So again, I think every situation is different. There's a lot of focus right now on pricing, pricing indexes. Pricing is really important, don't get me wrong. Nobody likes paying their insurance premiums, but nobody likes it when they find themselves in that unthinkable situation where their car gets stolen out of their driveway and they need to call on an insurance claim to replace their car or their home burns down and they have to call on an insurance claim to get somebody to replace all their valuables and things. So, again when you think about insurance, think about what it's there to do. It's there to respond in a time of dire need. Those situations hopefully are far and few between, but when they do arise, you want to know and you want to have the confidence that A, you have a product that is going to stand up and fulfill its obligations, and B, that you have a team like we have at Alliant, making sure that people are behaving and adhering to the obligations that they have under that contract.

Ryan Farnsworth (19:25):
Steve, from a legal and claims perspective, as we try to wrap this up here, as you think about priorities that clients should have from a legal and claims standpoint, as they think about contract certainty and the partnership, the counterparty risk that they're trying to mitigate with their insurance company, what are some priorities that our clients should be thinking about going into 2024 from your perspective?

Steve Shappell (19:43):
Echoing what we've said, these policies are not going to accidentally perform. These carriers are under a lot of pressure with rate decreases, frequency of claims up, severity up and rate down. There's going to be a lot of friction here. And so getting this right, these policies must perform and they're only going to perform if we put the work in and it takes a lot of work, getting the terms and conditions correct, and then picking the correct partners, which I talked about previously. This market is going to distinguish some carriers and some carriers aren't going to like how they get distinguished, and others are going to rise to the top in their performance. It's the dumbest thing in the world to pay a $5 million claim, and everybody is so unhappy and annoyed with the process and the way it went and the delay tactics to lose that business. It's moronic, we're going to see more and more in that. Because not every firm will behave the same. Every carrier behaves slightly different, has a different approach, has a different philosophy, slightly. So long-winded answer a lot of work and preparation and discussion to have success in 2024 and beyond.
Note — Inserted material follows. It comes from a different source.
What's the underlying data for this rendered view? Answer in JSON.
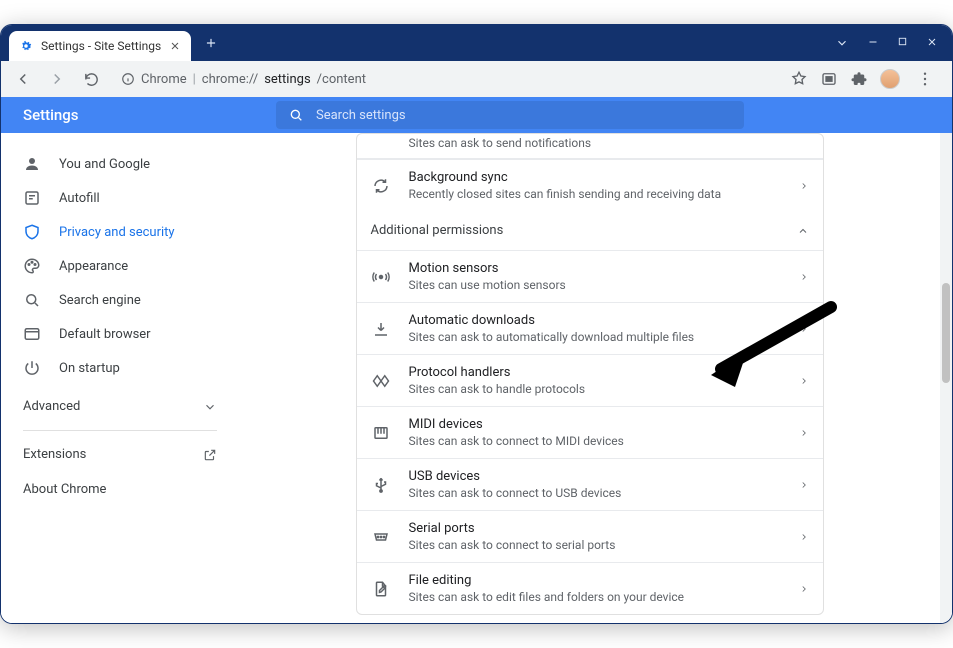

Ron Borys (20:53):
Well, good. I think that's probably a great place to wrap up this episode. As we've all said, this industry is interesting. It's challenging at times, but the work that we do is really important. And I know three of us as well as many of our colleagues, both in financial institutions and legal and claims, have put a lot of work in this year trying to drive good outcomes for our clients, whether it's on renewals or on claims resolutions. So, I encourage anyone here to reach out to us if you're having any questions, concerns, problems with renewals and/or claims. We have some of the best in the business on our team here and certainly would love any opportunity to help and provide value. If anybody else is looking for information on Alliant, you can visit our website at With that, we'll wrap things up and hopefully we'll get a chance to talk again before the end of the year. If not, wishing you all the best this holiday season. We’ll look forward to talking to you all again real soon. Thanks so much.


Alliant note and disclaimer: This document is designed to provide general information and guidance. Please note that prior to implementation your legal counsel should review all details or policy information. Alliant Insurance Services does not provide legal advice or legal opinions. If a legal opinion is needed, please seek the services of your own legal advisor or ask Alliant Insurance Services for a referral. This document is provided on an “as is” basis without any warranty of any kind. Alliant Insurance Services disclaims any liability for any loss or damage from reliance on this document.